[Element data from apps and pages]
+ + +
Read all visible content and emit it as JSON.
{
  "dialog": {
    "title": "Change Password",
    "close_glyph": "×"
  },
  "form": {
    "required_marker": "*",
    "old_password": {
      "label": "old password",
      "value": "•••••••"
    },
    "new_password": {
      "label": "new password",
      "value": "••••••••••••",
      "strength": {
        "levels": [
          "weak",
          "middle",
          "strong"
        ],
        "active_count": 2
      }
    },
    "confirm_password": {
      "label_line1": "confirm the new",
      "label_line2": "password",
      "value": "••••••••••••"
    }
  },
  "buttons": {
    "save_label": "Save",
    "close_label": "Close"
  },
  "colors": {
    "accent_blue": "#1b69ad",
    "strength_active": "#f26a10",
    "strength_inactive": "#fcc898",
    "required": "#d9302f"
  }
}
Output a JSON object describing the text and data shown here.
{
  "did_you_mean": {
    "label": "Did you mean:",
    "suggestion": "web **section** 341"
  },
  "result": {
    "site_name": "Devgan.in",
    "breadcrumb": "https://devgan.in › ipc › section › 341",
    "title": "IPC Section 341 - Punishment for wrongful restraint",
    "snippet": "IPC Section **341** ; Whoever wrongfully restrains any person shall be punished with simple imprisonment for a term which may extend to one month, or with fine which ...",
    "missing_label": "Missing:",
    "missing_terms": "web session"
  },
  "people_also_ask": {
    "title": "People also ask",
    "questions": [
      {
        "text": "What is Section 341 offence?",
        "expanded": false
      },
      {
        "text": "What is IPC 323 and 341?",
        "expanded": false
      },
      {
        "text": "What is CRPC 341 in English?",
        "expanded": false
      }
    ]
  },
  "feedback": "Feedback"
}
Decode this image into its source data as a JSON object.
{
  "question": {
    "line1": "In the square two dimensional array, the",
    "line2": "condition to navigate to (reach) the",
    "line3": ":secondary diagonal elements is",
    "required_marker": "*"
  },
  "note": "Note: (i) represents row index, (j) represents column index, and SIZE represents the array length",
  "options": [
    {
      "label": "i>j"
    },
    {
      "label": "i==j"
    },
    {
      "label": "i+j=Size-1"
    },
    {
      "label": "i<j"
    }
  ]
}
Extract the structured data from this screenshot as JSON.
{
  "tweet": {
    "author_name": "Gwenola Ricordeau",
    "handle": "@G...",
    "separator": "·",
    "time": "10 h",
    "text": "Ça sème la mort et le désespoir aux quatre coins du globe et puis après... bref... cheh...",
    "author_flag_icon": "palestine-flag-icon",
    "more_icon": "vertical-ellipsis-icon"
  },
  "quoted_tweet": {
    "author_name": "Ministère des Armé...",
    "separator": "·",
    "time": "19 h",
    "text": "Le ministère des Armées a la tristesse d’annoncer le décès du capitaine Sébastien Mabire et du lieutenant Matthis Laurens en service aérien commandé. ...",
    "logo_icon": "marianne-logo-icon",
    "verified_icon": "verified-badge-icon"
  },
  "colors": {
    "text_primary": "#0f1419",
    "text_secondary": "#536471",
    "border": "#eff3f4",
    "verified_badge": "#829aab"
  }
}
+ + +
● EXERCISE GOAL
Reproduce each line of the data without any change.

● SOLUTION TO THIS PROBLEM
Read all visible content and emit it as JSON.
{
  "dialog": {
    "title": "Change Password",
    "close_glyph": "×"
  },
  "form": {
    "required_marker": "*",
    "old_password": {
      "label": "old password",
      "value": "•••••••"
    },
    "new_password": {
      "label": "new password",
      "value": "••••••••••••",
      "strength": {
        "levels": [
          "weak",
          "middle",
          "strong"
        ],
        "active_count": 2
      }
    },
    "confirm_password": {
      "label_line1": "confirm the new",
      "label_line2": "password",
      "value": "••••••••••••"
    }
  },
  "buttons": {
    "save_label": "Save",
    "close_label": "Close"
  },
  "colors": {
    "accent_blue": "#1b69ad",
    "strength_active": "#f26a10",
    "strength_inactive": "#fcc898",
    "required": "#d9302f"
  }
}
Output a JSON object describing the text and data shown here.
{
  "did_you_mean": {
    "label": "Did you mean:",
    "suggestion": "web **section** 341"
  },
  "result": {
    "site_name": "Devgan.in",
    "breadcrumb": "https://devgan.in › ipc › section › 341",
    "title": "IPC Section 341 - Punishment for wrongful restraint",
    "snippet": "IPC Section **341** ; Whoever wrongfully restrains any person shall be punished with simple imprisonment for a term which may extend to one month, or with fine which ...",
    "missing_label": "Missing:",
    "missing_terms": "web session"
  },
  "people_also_ask": {
    "title": "People also ask",
    "questions": [
      {
        "text": "What is Section 341 offence?",
        "expanded": false
      },
      {
        "text": "What is IPC 323 and 341?",
        "expanded": false
      },
      {
        "text": "What is CRPC 341 in English?",
        "expanded": false
      }
    ]
  },
  "feedback": "Feedback"
}
Decode this image into its source data as a JSON object.
{
  "question": {
    "line1": "In the square two dimensional array, the",
    "line2": "condition to navigate to (reach) the",
    "line3": ":secondary diagonal elements is",
    "required_marker": "*"
  },
  "note": "Note: (i) represents row index, (j) represents column index, and SIZE represents the array length",
  "options": [
    {
      "label": "i>j"
    },
    {
      "label": "i==j"
    },
    {
      "label": "i+j=Size-1"
    },
    {
      "label": "i<j"
    }
  ]
}
Extract the structured data from this screenshot as JSON.
{
  "tweet": {
    "author_name": "Gwenola Ricordeau",
    "handle": "@G...",
    "separator": "·",
    "time": "10 h",
    "text": "Ça sème la mort et le désespoir aux quatre coins du globe et puis après... bref... cheh...",
    "author_flag_icon": "palestine-flag-icon",
    "more_icon": "vertical-ellipsis-icon"
  },
  "quoted_tweet": {
    "author_name": "Ministère des Armé...",
    "separator": "·",
    "time": "19 h",
    "text": "Le ministère des Armées a la tristesse d’annoncer le décès du capitaine Sébastien Mabire et du lieutenant Matthis Laurens en service aérien commandé. ...",
    "logo_icon": "marianne-logo-icon",
    "verified_icon": "verified-badge-icon"
  },
  "colors": {
    "text_primary": "#0f1419",
    "text_secondary": "#536471",
    "border": "#eff3f4",
    "verified_badge": "#829aab"
  }
}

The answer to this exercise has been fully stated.